Remember the entry I did earlier this month on the students in Boston facing suspension for religious candy canes? Well it turns out they were suspended and now they’ve filed a federal lawsuit over the whole mess.
The students, members of the school’s Bible Club, are asking the US District Court in Springfield to throw out their suspensions, allow them to distribute religious materials at school while the lawsuit is pending, and declare the school’s actions unconstitutional.
The case, which has drawn considerable attention, is poised to pit arguments of freedom of speech against those of separation of church and state. ‘‘We really don’t want to come across as sue-happy Christians,’’ said Stephen Grabowski, 16, one of the leaders of the group. ‘‘This is nothing against the school, but the policy needs to be changed.’‘
You’ll probably be surprised to hear this coming from me, but the students do have a good point. Their rights to free speech are being infringed by the school and the courts have decided in the past that such infringement should only happen when the speech in question might disrupt school activities. The kids do have the right to hand out their candy canes with the urban myth about how they represent Jesus if they so choose to do so as long as they’re not disrupting classes or causing problems in the process and as long as it’s clear that the school itself isn’t sponsoring or promoting the student’s actions.
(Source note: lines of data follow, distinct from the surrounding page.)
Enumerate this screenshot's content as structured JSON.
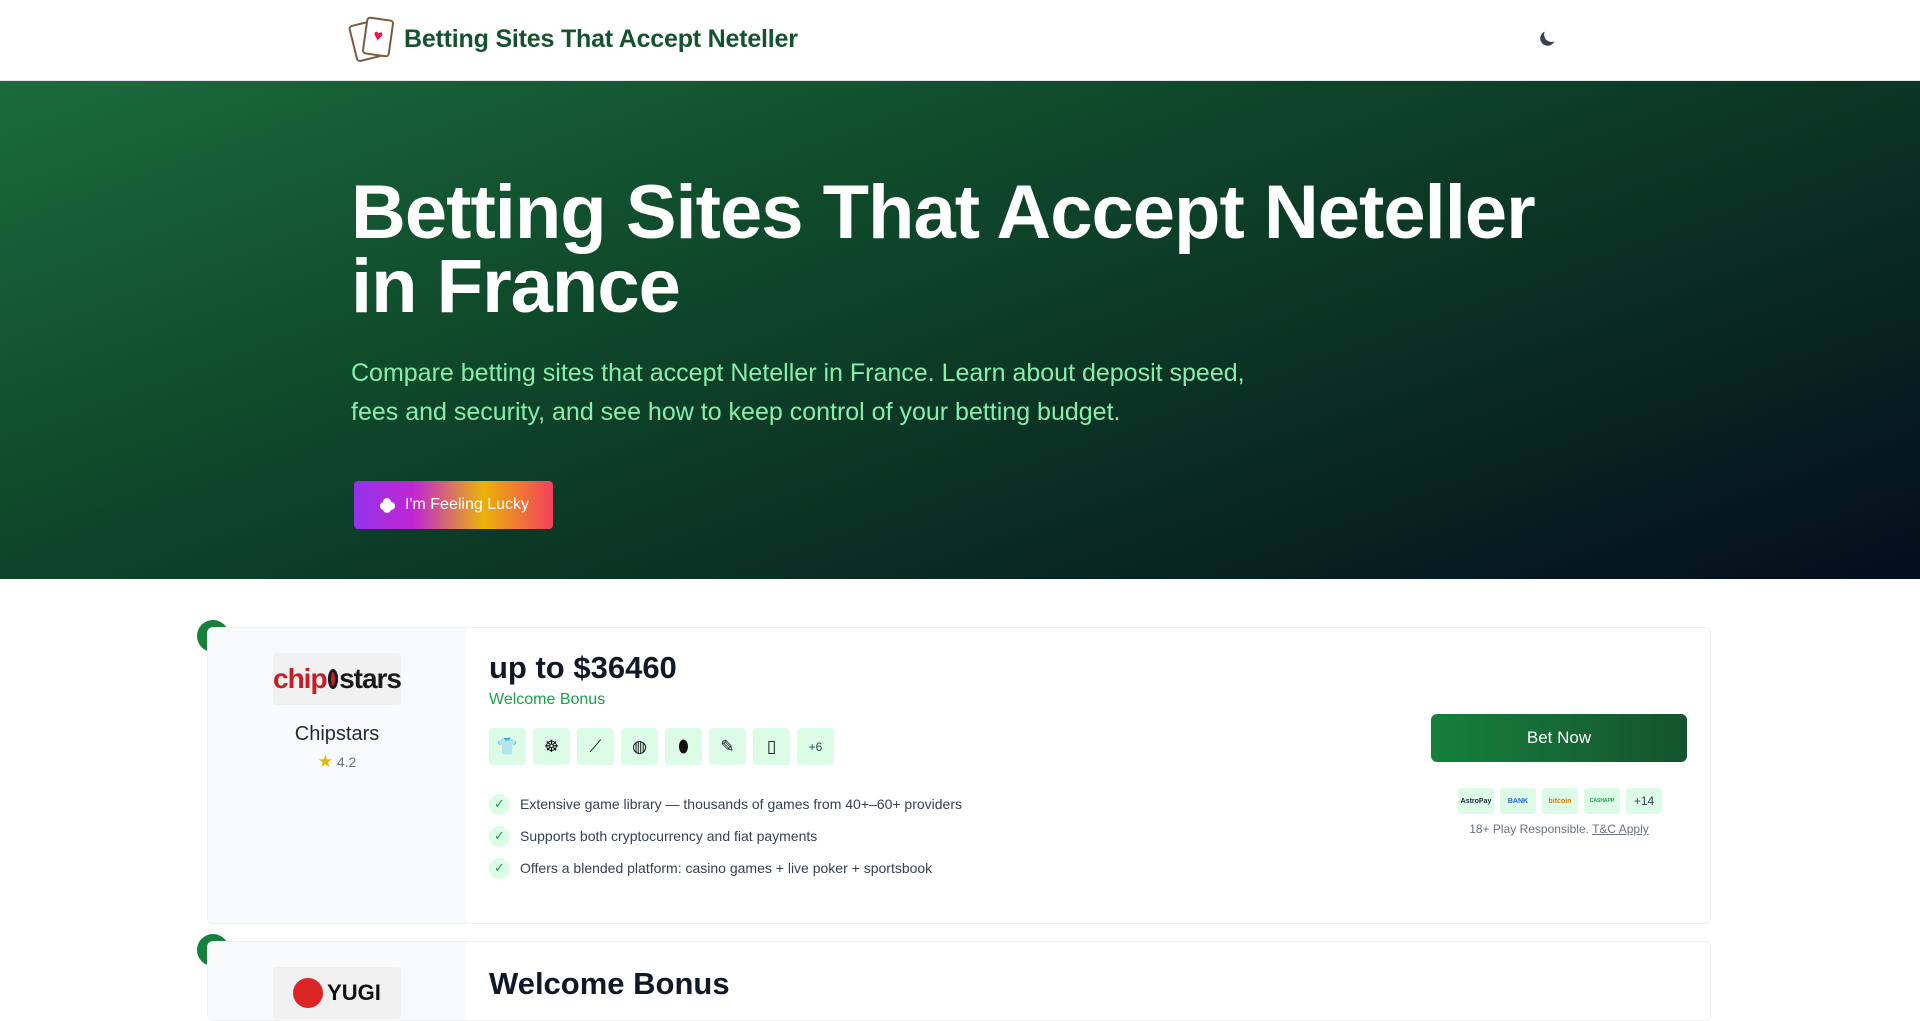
{
  "header": {
    "site_title": "Betting Sites That Accept Neteller",
    "logo_icon": "playing-cards-icon",
    "theme_icon": "moon-icon"
  },
  "hero": {
    "title": "Betting Sites That Accept Neteller in France",
    "subtitle": "Compare betting sites that accept Neteller in France. Learn about deposit speed, fees and security, and see how to keep control of your betting budget.",
    "lucky_button": "I'm Feeling Lucky"
  },
  "listings": [
    {
      "name": "Chipstars",
      "logo_text_a": "chip",
      "logo_text_b": "stars",
      "rating": "4.2",
      "bonus_amount": "up to $36460",
      "bonus_label": "Welcome Bonus",
      "game_icons": [
        "jersey-icon",
        "steering-wheel-icon",
        "cricket-bat-icon",
        "basketball-icon",
        "rugby-ball-icon",
        "badminton-icon",
        "mobile-game-icon"
      ],
      "game_more": "+6",
      "features": [
        "Extensive game library — thousands of games from 40+–60+ providers",
        "Supports both cryptocurrency and fiat payments",
        "Offers a blended platform: casino games + live poker + sportsbook"
      ],
      "bet_button": "Bet Now",
      "payments": [
        "AstroPay",
        "BANK",
        "bitcoin",
        "CASHAPP"
      ],
      "payments_more": "+14",
      "disclaimer_prefix": "18+ Play Responsible.",
      "disclaimer_link": "T&C Apply"
    },
    {
      "name": "Yugi",
      "logo_text": "YUGI",
      "bonus_amount": "Welcome Bonus"
    }
  ],
  "colors": {
    "brand_green": "#14532d",
    "accent_green": "#16a34a",
    "hero_dark": "#040d1c"
  }
}
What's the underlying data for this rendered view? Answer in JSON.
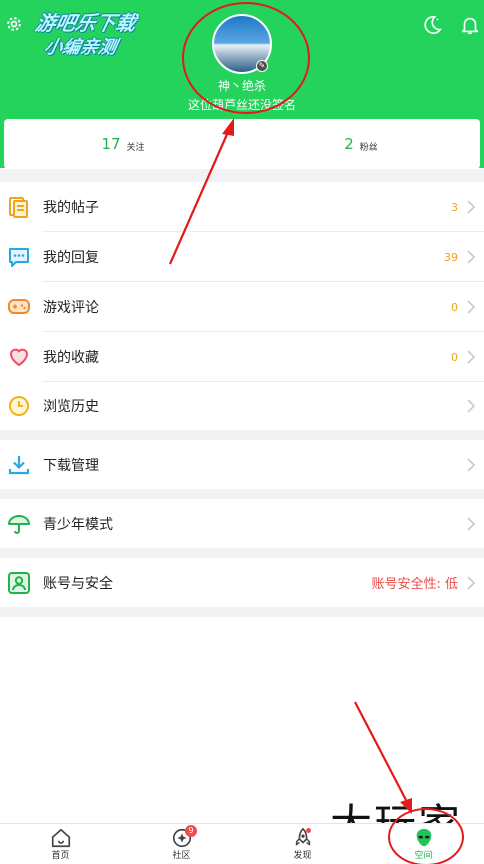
{
  "header": {
    "watermark_line1": "游吧乐下载",
    "watermark_line2": "小编亲测",
    "username": "神丶绝杀",
    "signature": "这位葫芦丝还没签名",
    "colors": {
      "header_bg": "#23d35c",
      "accent_green": "#23b24f",
      "annotation_red": "#e21a1a"
    }
  },
  "stats": {
    "following_count": "17",
    "following_label": "关注",
    "fans_count": "2",
    "fans_label": "粉丝"
  },
  "menu": {
    "posts": {
      "label": "我的帖子",
      "count": "3",
      "icon": "document-icon"
    },
    "replies": {
      "label": "我的回复",
      "count": "39",
      "icon": "chat-icon"
    },
    "reviews": {
      "label": "游戏评论",
      "count": "0",
      "icon": "gamepad-icon"
    },
    "favorites": {
      "label": "我的收藏",
      "count": "0",
      "icon": "heart-icon"
    },
    "history": {
      "label": "浏览历史",
      "icon": "clock-icon"
    },
    "downloads": {
      "label": "下载管理",
      "icon": "download-icon"
    },
    "youth": {
      "label": "青少年模式",
      "icon": "umbrella-icon"
    },
    "account": {
      "label": "账号与安全",
      "security_status": "账号安全性: 低",
      "icon": "person-card-icon"
    }
  },
  "tabbar": {
    "home": "首页",
    "community": "社区",
    "community_badge": "9",
    "discover": "发现",
    "space": "空间"
  },
  "brand": {
    "text": "大玩家"
  }
}
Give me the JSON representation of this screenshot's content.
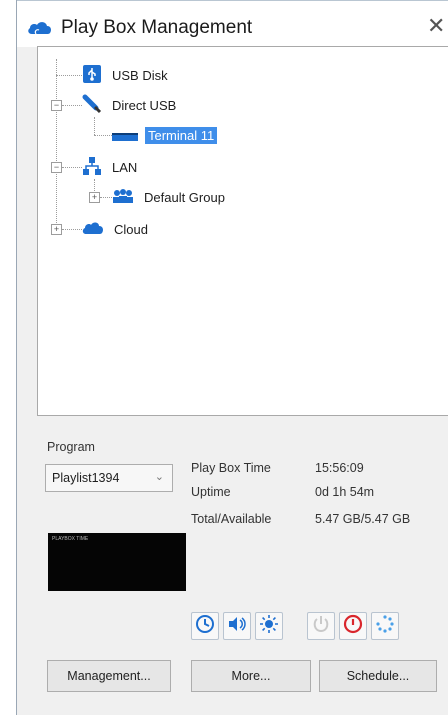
{
  "window": {
    "title": "Play Box Management",
    "close_symbol": "✕"
  },
  "tree": {
    "usb_disk": "USB Disk",
    "direct_usb": "Direct USB",
    "terminal": "Terminal 11",
    "lan": "LAN",
    "default_group": "Default Group",
    "cloud": "Cloud",
    "expand_symbol": "+",
    "collapse_symbol": "−"
  },
  "program": {
    "label": "Program",
    "selected": "Playlist1394",
    "preview_text": "PLAYBOX TIME"
  },
  "info": {
    "play_box_time_label": "Play Box Time",
    "play_box_time_value": "15:56:09",
    "uptime_label": "Uptime",
    "uptime_value": "0d 1h 54m",
    "storage_label": "Total/Available",
    "storage_value": "5.47 GB/5.47 GB"
  },
  "icons": [
    "clock-icon",
    "speaker-icon",
    "brightness-icon",
    "power-icon",
    "shutdown-icon",
    "loading-icon"
  ],
  "buttons": {
    "management": "Management...",
    "more": "More...",
    "schedule": "Schedule..."
  },
  "colors": {
    "selection": "#3f8eea",
    "accent_blue": "#1e6fd0",
    "red": "#d9262c"
  }
}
Part of the problem with these sorts of issues is the fact that so few people involved in them understand what is and isn’t allowed. A lot of schools have done what this school did, which was to put into place a policy that dictates students aren’t allowed to hand out anything that isn’t directly related to the school or it’s activities. In essence squelching all free speech rights out of fear of getting into a mess over a specific type of free speech. Rather than educating themselves on what they can and can’t allow, the school tried to take the easy way out and are headed to court over it.